Design thinkers face particular challenges when seeking to intervene to improve value and outcomes in complex adaptive ecosystems such as cities, health and social care, education, energy, food production and distribution, the built and natural environment and development. In such systems, the root causes of problems and the origins of poor outcomes are often hard to identify and difficult to address due to their nested, interconnected and dynamic nature, as well as the fact that they consist of a diversity of humans, technologies and resources whose actions and effects are not wholly predictable.

Despite best efforts, many design thinking type interventions that seek to address complex system problems and improve outcomes add only limited or incremental value. They merely tinker around the edges. They suffer from low user participation or engagement, may even create or exacerbate stakeholder conflict, do not scale or are not used on a sustained basis. Worse of all, they can even reduce long-term ecosystem wellbeing in favour of short-term gain.

Design thinking and complex adaptive systems

When making interventions in complex adaptive systems, it is necessary to identify, engage with and satisfy the needs of multiple stakeholders. A designer seeking to create new value must understand how complex systems adapt and evolve in response to the direct and indirect interactions of all stakeholders, the different goals they have, the diversity of resources they can access and use, the outcomes they prioritise and often, the widely different (and sometimes in conflict) values they possess.

Learning about a problem from only one or two stakeholder groups risks leaving important gaps in understanding, leading to the design of partial interventions and piecemeal solutions based on incomplete evidence. Rather like the parable of the learned blind men touching an elephant, focusing on just one part of a complex system problem only ever produces limited insight (especially if you are at the tail end). Such a narrow perspective is one of the main reasons why technologies and solutions fail to become adopted, or do not achieve the hoped-for scale of implementation.

What can be done? Some questions for discussion

Simplistically perhaps, there seem to be two schools of thought when it comes to making interventions in complex adaptive systems.

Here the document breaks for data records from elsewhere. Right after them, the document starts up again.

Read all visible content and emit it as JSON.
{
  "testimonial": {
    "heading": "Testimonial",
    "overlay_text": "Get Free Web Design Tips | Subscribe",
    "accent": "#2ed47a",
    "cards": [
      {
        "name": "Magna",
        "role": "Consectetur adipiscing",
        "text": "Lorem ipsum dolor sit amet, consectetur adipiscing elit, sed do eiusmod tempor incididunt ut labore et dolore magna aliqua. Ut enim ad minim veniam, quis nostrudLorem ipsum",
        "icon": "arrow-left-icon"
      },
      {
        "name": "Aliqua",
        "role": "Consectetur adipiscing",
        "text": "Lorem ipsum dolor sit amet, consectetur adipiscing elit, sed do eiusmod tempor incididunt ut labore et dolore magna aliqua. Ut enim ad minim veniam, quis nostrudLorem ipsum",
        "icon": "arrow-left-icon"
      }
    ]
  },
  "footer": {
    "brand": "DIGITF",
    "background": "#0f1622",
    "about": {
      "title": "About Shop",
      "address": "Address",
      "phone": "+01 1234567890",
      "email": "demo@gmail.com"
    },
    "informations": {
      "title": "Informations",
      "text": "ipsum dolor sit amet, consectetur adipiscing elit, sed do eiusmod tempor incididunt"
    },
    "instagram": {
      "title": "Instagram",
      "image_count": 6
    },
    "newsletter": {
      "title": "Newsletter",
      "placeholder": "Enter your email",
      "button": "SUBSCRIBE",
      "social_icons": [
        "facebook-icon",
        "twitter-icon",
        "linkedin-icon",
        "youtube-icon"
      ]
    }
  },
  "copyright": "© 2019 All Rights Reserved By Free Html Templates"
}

1)    “Downstream” product, solution and experience design thinking preceded by some empathic problem definition with a subset of stakeholders. Perhaps this approach accepts that problems are best resolved through increasing the diversity of options and solutions to address them.

2)    “Upstream” deep problem understanding using a combination of analytic and interpretive method, followed by strategy design that shapes solution design. This approach suggests that for more deep-seated persistent, paradoxical, connected and complex human problems (or “wicked” if you prefer) – such as obesity or pollution for example – it is first important to step back and learn the parameters of the problem more deeply.

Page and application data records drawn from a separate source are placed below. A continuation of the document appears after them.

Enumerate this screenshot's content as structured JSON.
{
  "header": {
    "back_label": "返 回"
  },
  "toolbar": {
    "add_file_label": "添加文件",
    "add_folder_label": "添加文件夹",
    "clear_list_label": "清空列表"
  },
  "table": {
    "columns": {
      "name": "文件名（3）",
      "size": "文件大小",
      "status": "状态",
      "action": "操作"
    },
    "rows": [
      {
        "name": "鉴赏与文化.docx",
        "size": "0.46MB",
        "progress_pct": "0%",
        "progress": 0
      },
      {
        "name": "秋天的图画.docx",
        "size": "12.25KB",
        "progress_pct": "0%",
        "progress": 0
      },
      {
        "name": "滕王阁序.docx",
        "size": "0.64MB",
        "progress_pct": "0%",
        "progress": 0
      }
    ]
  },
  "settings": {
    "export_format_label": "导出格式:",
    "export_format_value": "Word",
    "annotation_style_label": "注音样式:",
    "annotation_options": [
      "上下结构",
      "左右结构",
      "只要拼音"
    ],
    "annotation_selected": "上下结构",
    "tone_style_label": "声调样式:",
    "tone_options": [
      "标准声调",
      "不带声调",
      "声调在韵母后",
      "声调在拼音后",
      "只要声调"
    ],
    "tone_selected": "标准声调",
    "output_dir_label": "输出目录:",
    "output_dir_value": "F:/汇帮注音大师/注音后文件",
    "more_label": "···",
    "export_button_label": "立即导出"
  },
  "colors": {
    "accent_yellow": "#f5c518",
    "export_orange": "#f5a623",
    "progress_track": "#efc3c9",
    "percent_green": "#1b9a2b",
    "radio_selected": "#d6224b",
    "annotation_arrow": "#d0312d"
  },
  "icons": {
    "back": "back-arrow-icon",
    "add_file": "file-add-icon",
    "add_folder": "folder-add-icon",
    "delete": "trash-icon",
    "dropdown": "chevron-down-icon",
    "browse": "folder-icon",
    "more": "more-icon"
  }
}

If you agree that 1) is insufficiently systemic in scope, is piecemeal and lacks scale, and tends to address consequences rather than root causes, and that 2) is an alternative for certain complex, paradoxical, irresolvable problem situations, then what do design thinkers need to do to undertake 2) better? I identify some questions in four categories to help (maybe there are more?):


How should design thinkers frame complex, persistent system problems? What are the boundaries they need to set? How and what types of contexts to use?


What units of problem analysis are best to use? In particular, how is it possible (or even necessary) to keep upstream problem understanding separate from downstream solution design and thinking when analysing a complex system problem?


Is there an underlying structure of complex systems that can help to organise or guide a problem enquiry, to “see complexity” and then discern important trends, patterns and relationships in relation to the framed problem?


What types of system design and interventions can be made beyond incremental product, experience and service alone? In particular, how are transformational propositions better designed and made?

OK, I admit I have spent several months thinking about these questions, and have attempted to answer them in the context of health, healthcare and social ecosystems in my paper that you can download here. In it, I use lessons from ecology and natural ecosystems (using the Great Barrier Reef as an example) to define a problem understanding approach and framework for making more systemic, scalable and sustainable interventions.

But I am particularly interested to hear your views on just one overarching question, which is:

Design thinking fails to address complex system problems: What can it do better?